TOKYO: Japan and China plan to resume security talks as early as April after a four-year hiatus amid simmering tensions over territorial disputes, a report said on Thursday.
A meeting planned for Tokyo, which would be the first since January 2011 in Beijing, will likely focus on maritime issues, Kyodo News reported, citing unnamed diplomatic sources.
The talks will involve top officials from each country’s foreign and defense ministries, including Japan’s Deputy Foreign Minister Shinsuke Sugiyama, it said.
Tokyo and Beijing are at loggerheads over the sovereignty of uninhabited islands in the East China Sea, which Japan administers as the Senkakus, but which China claims as the Diaoyus.

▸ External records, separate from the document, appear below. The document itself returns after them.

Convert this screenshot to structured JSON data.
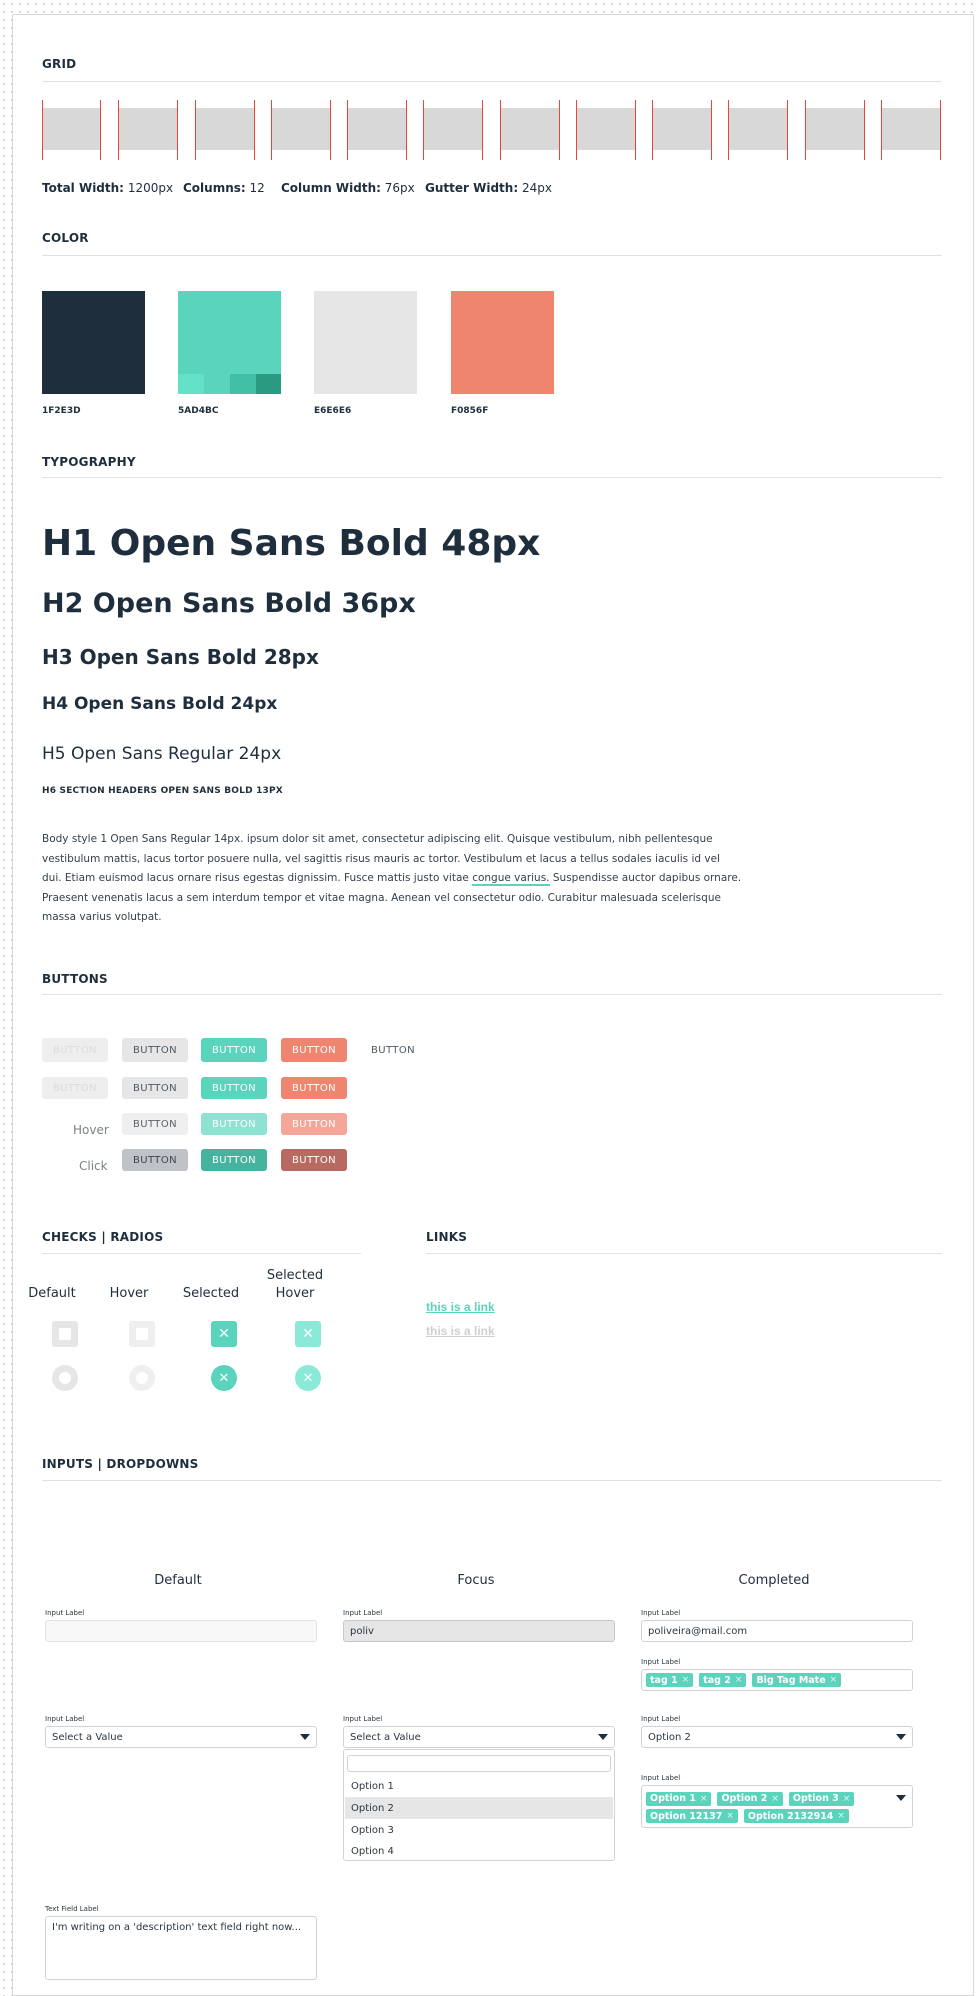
{
  "sections": {
    "grid": "GRID",
    "color": "COLOR",
    "typography": "TYPOGRAPHY",
    "buttons": "BUTTONS",
    "checks": "CHECKS | RADIOS",
    "links": "LINKS",
    "inputs": "INPUTS | DROPDOWNS"
  },
  "grid": {
    "total_label": "Total Width:",
    "total_value": "1200px",
    "columns_label": "Columns:",
    "columns_value": "12",
    "colwidth_label": "Column Width:",
    "colwidth_value": "76px",
    "gutter_label": "Gutter Width:",
    "gutter_value": "24px"
  },
  "colors": [
    {
      "label": "1F2E3D",
      "hex": "#1F2E3D"
    },
    {
      "label": "5AD4BC",
      "hex": "#5AD4BC"
    },
    {
      "label": "E6E6E6",
      "hex": "#E6E6E6"
    },
    {
      "label": "F0856F",
      "hex": "#F0856F"
    }
  ],
  "typography": {
    "h1": "H1 Open Sans Bold 48px",
    "h2": "H2 Open Sans Bold 36px",
    "h3": "H3 Open Sans Bold 28px",
    "h4": "H4 Open Sans Bold 24px",
    "h5": "H5 Open Sans Regular 24px",
    "h6": "H6 SECTION HEADERS OPEN SANS BOLD 13PX",
    "body_before": "Body style 1 Open Sans Regular 14px. ipsum dolor sit amet, consectetur adipiscing elit. Quisque vestibulum, nibh pellentesque vestibulum mattis, lacus tortor posuere nulla, vel sagittis risus mauris ac tortor. Vestibulum et lacus a tellus sodales iaculis id vel dui. Etiam euismod lacus ornare risus egestas dignissim. Fusce mattis justo vitae ",
    "body_link": "congue varius.",
    "body_after": " Suspendisse auctor dapibus ornare. Praesent venenatis lacus a sem interdum tempor et vitae magna. Aenean vel consectetur odio. Curabitur malesuada scelerisque massa varius volutpat."
  },
  "buttons": {
    "label": "BUTTON",
    "hover": "Hover",
    "click": "Click"
  },
  "checks": {
    "default": "Default",
    "hover": "Hover",
    "selected": "Selected",
    "selected_hover_1": "Selected",
    "selected_hover_2": "Hover",
    "x_glyph": "✕"
  },
  "links": {
    "active": "this is a link",
    "visited": "this is a link"
  },
  "inputs": {
    "col_default": "Default",
    "col_focus": "Focus",
    "col_completed": "Completed",
    "input_label": "Input Label",
    "focus_value": "poliv",
    "email_value": "poliveira@mail.com",
    "tags": [
      "tag 1",
      "tag 2",
      "Big Tag Mate"
    ],
    "select_placeholder": "Select a Value",
    "select_completed": "Option 2",
    "options": [
      "Option 1",
      "Option 2",
      "Option 3",
      "Option 4"
    ],
    "multi_tags_row1": [
      "Option 1",
      "Option 2",
      "Option 3"
    ],
    "multi_tags_row2": [
      "Option 12137",
      "Option 2132914"
    ],
    "remove_glyph": "×",
    "textfield_label": "Text Field Label",
    "textfield_value": "I'm writing on a 'description' text field right now..."
  }
}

Relations soured in 2012 when the Japanese government angered China by nationalizing some of the islands, and Beijing has refused most high-level talks with Tokyo since, including on building a maritime crisis-management mechanism.

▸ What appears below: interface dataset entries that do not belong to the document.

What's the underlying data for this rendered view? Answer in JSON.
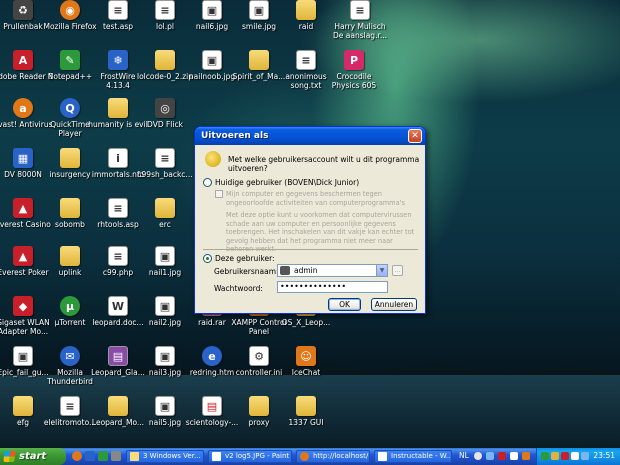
{
  "desktop": {
    "icons": [
      {
        "label": "Prullenbak",
        "icon": "recycle-bin-icon"
      },
      {
        "label": "Mozilla Firefox",
        "icon": "firefox-icon"
      },
      {
        "label": "test.asp",
        "icon": "file-icon"
      },
      {
        "label": "lol.pl",
        "icon": "file-icon"
      },
      {
        "label": "nail6.jpg",
        "icon": "image-file-icon"
      },
      {
        "label": "smile.jpg",
        "icon": "image-file-icon"
      },
      {
        "label": "raid",
        "icon": "folder-icon"
      },
      {
        "label": "Harry Mulisch De aanslag.r...",
        "icon": "document-icon"
      },
      {
        "label": "Adobe Reader 8",
        "icon": "adobe-reader-icon"
      },
      {
        "label": "Notepad++",
        "icon": "notepad-icon"
      },
      {
        "label": "FrostWire 4.13.4",
        "icon": "frostwire-icon"
      },
      {
        "label": "lolcode-0_2.zip",
        "icon": "zip-folder-icon"
      },
      {
        "label": "nailnoob.jpg",
        "icon": "image-file-icon"
      },
      {
        "label": "Spirit_of_Ma...",
        "icon": "folder-icon"
      },
      {
        "label": "anonimous song.txt",
        "icon": "text-file-icon"
      },
      {
        "label": "Crocodile Physics 605",
        "icon": "crocodile-physics-icon"
      },
      {
        "label": "avast! Antivirus",
        "icon": "avast-icon"
      },
      {
        "label": "QuickTime Player",
        "icon": "quicktime-icon"
      },
      {
        "label": "humanity is evil",
        "icon": "folder-icon"
      },
      {
        "label": "DVD Flick",
        "icon": "dvd-flick-icon"
      },
      {
        "label": "DV 8000N",
        "icon": "dv-8000n-icon"
      },
      {
        "label": "insurgency",
        "icon": "folder-icon"
      },
      {
        "label": "immortals.nfo",
        "icon": "nfo-file-icon"
      },
      {
        "label": "c99sh_backc...",
        "icon": "file-icon"
      },
      {
        "label": "Everest Casino",
        "icon": "everest-casino-icon"
      },
      {
        "label": "sobomb",
        "icon": "folder-icon"
      },
      {
        "label": "rhtools.asp",
        "icon": "file-icon"
      },
      {
        "label": "erc",
        "icon": "folder-icon"
      },
      {
        "label": "Everest Poker",
        "icon": "everest-poker-icon"
      },
      {
        "label": "uplink",
        "icon": "folder-icon"
      },
      {
        "label": "c99.php",
        "icon": "php-file-icon"
      },
      {
        "label": "nail1.jpg",
        "icon": "image-file-icon"
      },
      {
        "label": "Gigaset WLAN Adapter Mo...",
        "icon": "gigaset-icon"
      },
      {
        "label": "µTorrent",
        "icon": "utorrent-icon"
      },
      {
        "label": "leopard.doc...",
        "icon": "word-document-icon"
      },
      {
        "label": "nail2.jpg",
        "icon": "image-file-icon"
      },
      {
        "label": "raid.rar",
        "icon": "rar-archive-icon"
      },
      {
        "label": "XAMPP Control Panel",
        "icon": "xampp-icon"
      },
      {
        "label": "OS_X_Leop...",
        "icon": "folder-icon"
      },
      {
        "label": "Epic_fail_gu...",
        "icon": "image-file-icon"
      },
      {
        "label": "Mozilla Thunderbird",
        "icon": "thunderbird-icon"
      },
      {
        "label": "Leopard_Gla...",
        "icon": "archive-icon"
      },
      {
        "label": "nail3.jpg",
        "icon": "image-file-icon"
      },
      {
        "label": "redring.htm",
        "icon": "html-file-icon"
      },
      {
        "label": "controller.ini",
        "icon": "settings-file-icon"
      },
      {
        "label": "IceChat",
        "icon": "icechat-icon"
      },
      {
        "label": "efg",
        "icon": "folder-icon"
      },
      {
        "label": "elelitromoto...",
        "icon": "file-icon"
      },
      {
        "label": "Leopard_Mo...",
        "icon": "folder-icon"
      },
      {
        "label": "nail5.jpg",
        "icon": "image-file-icon"
      },
      {
        "label": "scientology-...",
        "icon": "pdf-file-icon"
      },
      {
        "label": "proxy",
        "icon": "folder-icon"
      },
      {
        "label": "1337 GUI",
        "icon": "folder-icon"
      }
    ]
  },
  "dialog": {
    "title": "Uitvoeren als",
    "question": "Met welke gebruikersaccount wilt u dit programma uitvoeren?",
    "current_user_label": "Huidige gebruiker (BOVEN\\Dick Junior)",
    "protect_label": "Mijn computer en gegevens beschermen tegen ongeoorloofde activiteiten van computerprogramma's",
    "protect_info": "Met deze optie kunt u voorkomen dat computervirussen schade aan uw computer en persoonlijke gegevens toebrengen. Het inschakelen van dit vakje kan echter tot gevolg hebben dat het programma niet meer naar behoren werkt.",
    "other_user_label": "Deze gebruiker:",
    "username_label": "Gebruikersnaam:",
    "username_value": "admin",
    "password_label": "Wachtwoord:",
    "password_value": "••••••••••••••",
    "ok_label": "OK",
    "cancel_label": "Annuleren"
  },
  "taskbar": {
    "start_label": "start",
    "tasks": [
      {
        "label": "3 Windows Ver..."
      },
      {
        "label": "v2 log5.JPG - Paint"
      },
      {
        "label": "http://localhost/..."
      },
      {
        "label": "Instructable - W..."
      }
    ],
    "language": "NL",
    "clock": "23:51"
  },
  "colors": {
    "titlebar": "#0552d4",
    "dialog_bg": "#ece9d8",
    "taskbar": "#2157d7",
    "start_button": "#3c9a34"
  }
}
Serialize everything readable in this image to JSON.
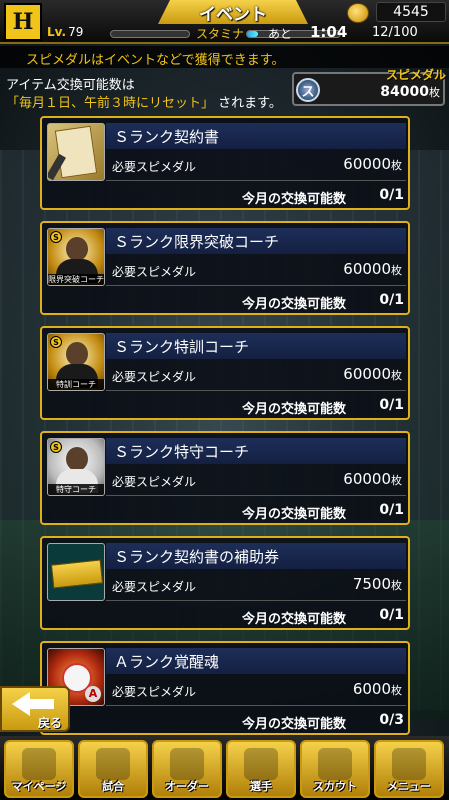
{
  "header": {
    "title": "イベント",
    "level_label": "Lv.",
    "level": "79",
    "stamina_label": "スタミナ",
    "ato_label": "あと",
    "timer": "1:04",
    "stamina_value": "12/100",
    "stamina_fill": 0.12,
    "coins": "4545",
    "team_logo": "H"
  },
  "info": {
    "banner": "スピメダルはイベントなどで獲得できます。",
    "note_line1": "アイテム交換可能数は",
    "note_line2_highlight": "「毎月１日、午前３時にリセット」",
    "note_line2_rest": "されます。",
    "medal_title": "スピメダル",
    "medal_icon_text": "ス",
    "medal_value": "84000",
    "medal_unit": "枚"
  },
  "common": {
    "req_label": "必要スピメダル",
    "unit": "枚",
    "limit_label": "今月の交換可能数"
  },
  "items": [
    {
      "name": "Ｓランク契約書",
      "cost": "60000",
      "limit": "0/1"
    },
    {
      "name": "Ｓランク限界突破コーチ",
      "cost": "60000",
      "limit": "0/1",
      "tag": "限界突破コーチ"
    },
    {
      "name": "Ｓランク特訓コーチ",
      "cost": "60000",
      "limit": "0/1",
      "tag": "特訓コーチ"
    },
    {
      "name": "Ｓランク特守コーチ",
      "cost": "60000",
      "limit": "0/1",
      "tag": "特守コーチ"
    },
    {
      "name": "Ｓランク契約書の補助券",
      "cost": "7500",
      "limit": "0/1"
    },
    {
      "name": "Ａランク覚醒魂",
      "cost": "6000",
      "limit": "0/3"
    }
  ],
  "back_label": "戻る",
  "nav": [
    {
      "label": "マイページ"
    },
    {
      "label": "試合"
    },
    {
      "label": "オーダー"
    },
    {
      "label": "選手"
    },
    {
      "label": "スカウト"
    },
    {
      "label": "メニュー"
    }
  ]
}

But the two sides broke the ice in November when Japanese Prime Minister Shinzo Abe and Chinese President Xi Jinping had a frosty handshake on the sidelines of the Asia-Pacific Economic Cooperation forum.
Asked about the report, Japan’s Chief Cabinet Secretary Yoshihide Suga told reporters “there is nothing decided at this point.”
“It’s important that both countries exchange communications in various fields, as Japan and China are neighbors, whom the global community is watching closely,” he added.
Japan is expected to ask China to make its growing defense spending more transparent and explain the reasons behind its military expansion, Kyodo said.
Beijing will likely want to talk about moves by Abe to relax the restrictions on Japan’s military to allow it to come to the aid of allies under attack.